> _Data to process_
*****

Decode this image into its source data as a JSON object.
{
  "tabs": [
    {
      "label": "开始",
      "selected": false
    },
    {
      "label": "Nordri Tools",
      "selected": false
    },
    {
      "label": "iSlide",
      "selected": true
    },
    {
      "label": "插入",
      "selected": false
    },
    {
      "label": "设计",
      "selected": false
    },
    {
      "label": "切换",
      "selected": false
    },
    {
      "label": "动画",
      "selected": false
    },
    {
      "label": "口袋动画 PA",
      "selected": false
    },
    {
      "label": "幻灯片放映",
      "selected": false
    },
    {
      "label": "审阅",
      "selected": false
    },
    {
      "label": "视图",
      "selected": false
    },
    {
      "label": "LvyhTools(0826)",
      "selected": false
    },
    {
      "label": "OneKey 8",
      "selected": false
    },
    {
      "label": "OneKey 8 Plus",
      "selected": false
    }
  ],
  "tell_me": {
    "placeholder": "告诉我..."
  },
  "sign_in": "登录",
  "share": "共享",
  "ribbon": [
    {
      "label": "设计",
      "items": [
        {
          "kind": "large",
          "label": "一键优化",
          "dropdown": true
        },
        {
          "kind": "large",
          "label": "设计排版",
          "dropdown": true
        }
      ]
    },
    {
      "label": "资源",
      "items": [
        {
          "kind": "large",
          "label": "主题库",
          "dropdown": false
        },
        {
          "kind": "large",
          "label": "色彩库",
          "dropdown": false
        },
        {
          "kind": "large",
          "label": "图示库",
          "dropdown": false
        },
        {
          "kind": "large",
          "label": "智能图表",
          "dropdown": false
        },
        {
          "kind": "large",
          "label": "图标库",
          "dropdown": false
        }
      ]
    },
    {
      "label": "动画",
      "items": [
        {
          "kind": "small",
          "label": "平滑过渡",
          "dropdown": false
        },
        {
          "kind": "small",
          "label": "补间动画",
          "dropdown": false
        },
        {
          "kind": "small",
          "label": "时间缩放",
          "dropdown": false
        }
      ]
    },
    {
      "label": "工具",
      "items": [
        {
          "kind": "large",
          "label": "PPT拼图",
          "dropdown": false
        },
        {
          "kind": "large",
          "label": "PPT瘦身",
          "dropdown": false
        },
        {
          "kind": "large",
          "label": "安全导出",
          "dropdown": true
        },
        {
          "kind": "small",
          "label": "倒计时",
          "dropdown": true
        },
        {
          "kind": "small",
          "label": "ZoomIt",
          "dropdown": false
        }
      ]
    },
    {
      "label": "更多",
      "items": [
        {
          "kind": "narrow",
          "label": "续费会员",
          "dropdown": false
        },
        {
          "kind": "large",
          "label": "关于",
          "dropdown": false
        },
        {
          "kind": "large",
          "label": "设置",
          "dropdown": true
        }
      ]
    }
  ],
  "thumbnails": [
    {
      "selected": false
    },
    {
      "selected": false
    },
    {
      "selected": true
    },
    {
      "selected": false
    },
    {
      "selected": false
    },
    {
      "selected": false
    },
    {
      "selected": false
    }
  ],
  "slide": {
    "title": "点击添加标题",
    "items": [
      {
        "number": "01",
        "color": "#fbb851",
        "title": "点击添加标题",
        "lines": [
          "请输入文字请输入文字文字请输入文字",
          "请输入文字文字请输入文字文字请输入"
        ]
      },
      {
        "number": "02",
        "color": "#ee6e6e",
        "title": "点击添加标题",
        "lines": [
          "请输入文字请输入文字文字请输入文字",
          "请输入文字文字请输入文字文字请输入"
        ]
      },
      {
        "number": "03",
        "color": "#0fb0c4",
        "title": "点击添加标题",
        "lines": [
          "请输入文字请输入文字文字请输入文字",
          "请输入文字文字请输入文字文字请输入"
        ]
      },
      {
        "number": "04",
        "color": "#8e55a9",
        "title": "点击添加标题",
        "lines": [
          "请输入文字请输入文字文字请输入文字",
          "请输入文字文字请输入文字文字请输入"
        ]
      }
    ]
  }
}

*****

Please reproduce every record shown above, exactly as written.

Decode this image into its source data as a JSON object.
{
  "tabs": [
    {
      "label": "开始",
      "selected": false
    },
    {
      "label": "Nordri Tools",
      "selected": false
    },
    {
      "label": "iSlide",
      "selected": true
    },
    {
      "label": "插入",
      "selected": false
    },
    {
      "label": "设计",
      "selected": false
    },
    {
      "label": "切换",
      "selected": false
    },
    {
      "label": "动画",
      "selected": false
    },
    {
      "label": "口袋动画 PA",
      "selected": false
    },
    {
      "label": "幻灯片放映",
      "selected": false
    },
    {
      "label": "审阅",
      "selected": false
    },
    {
      "label": "视图",
      "selected": false
    },
    {
      "label": "LvyhTools(0826)",
      "selected": false
    },
    {
      "label": "OneKey 8",
      "selected": false
    },
    {
      "label": "OneKey 8 Plus",
      "selected": false
    }
  ],
  "tell_me": {
    "placeholder": "告诉我..."
  },
  "sign_in": "登录",
  "share": "共享",
  "ribbon": [
    {
      "label": "设计",
      "items": [
        {
          "kind": "large",
          "label": "一键优化",
          "dropdown": true
        },
        {
          "kind": "large",
          "label": "设计排版",
          "dropdown": true
        }
      ]
    },
    {
      "label": "资源",
      "items": [
        {
          "kind": "large",
          "label": "主题库",
          "dropdown": false
        },
        {
          "kind": "large",
          "label": "色彩库",
          "dropdown": false
        },
        {
          "kind": "large",
          "label": "图示库",
          "dropdown": false
        },
        {
          "kind": "large",
          "label": "智能图表",
          "dropdown": false
        },
        {
          "kind": "large",
          "label": "图标库",
          "dropdown": false
        }
      ]
    },
    {
      "label": "动画",
      "items": [
        {
          "kind": "small",
          "label": "平滑过渡",
          "dropdown": false
        },
        {
          "kind": "small",
          "label": "补间动画",
          "dropdown": false
        },
        {
          "kind": "small",
          "label": "时间缩放",
          "dropdown": false
        }
      ]
    },
    {
      "label": "工具",
      "items": [
        {
          "kind": "large",
          "label": "PPT拼图",
          "dropdown": false
        },
        {
          "kind": "large",
          "label": "PPT瘦身",
          "dropdown": false
        },
        {
          "kind": "large",
          "label": "安全导出",
          "dropdown": true
        },
        {
          "kind": "small",
          "label": "倒计时",
          "dropdown": true
        },
        {
          "kind": "small",
          "label": "ZoomIt",
          "dropdown": false
        }
      ]
    },
    {
      "label": "更多",
      "items": [
        {
          "kind": "narrow",
          "label": "续费会员",
          "dropdown": false
        },
        {
          "kind": "large",
          "label": "关于",
          "dropdown": false
        },
        {
          "kind": "large",
          "label": "设置",
          "dropdown": true
        }
      ]
    }
  ],
  "thumbnails": [
    {
      "selected": false
    },
    {
      "selected": false
    },
    {
      "selected": true
    },
    {
      "selected": false
    },
    {
      "selected": false
    },
    {
      "selected": false
    },
    {
      "selected": false
    }
  ],
  "slide": {
    "title": "点击添加标题",
    "items": [
      {
        "number": "01",
        "color": "#fbb851",
        "title": "点击添加标题",
        "lines": [
          "请输入文字请输入文字文字请输入文字",
          "请输入文字文字请输入文字文字请输入"
        ]
      },
      {
        "number": "02",
        "color": "#ee6e6e",
        "title": "点击添加标题",
        "lines": [
          "请输入文字请输入文字文字请输入文字",
          "请输入文字文字请输入文字文字请输入"
        ]
      },
      {
        "number": "03",
        "color": "#0fb0c4",
        "title": "点击添加标题",
        "lines": [
          "请输入文字请输入文字文字请输入文字",
          "请输入文字文字请输入文字文字请输入"
        ]
      },
      {
        "number": "04",
        "color": "#8e55a9",
        "title": "点击添加标题",
        "lines": [
          "请输入文字请输入文字文字请输入文字",
          "请输入文字文字请输入文字文字请输入"
        ]
      }
    ]
  }
}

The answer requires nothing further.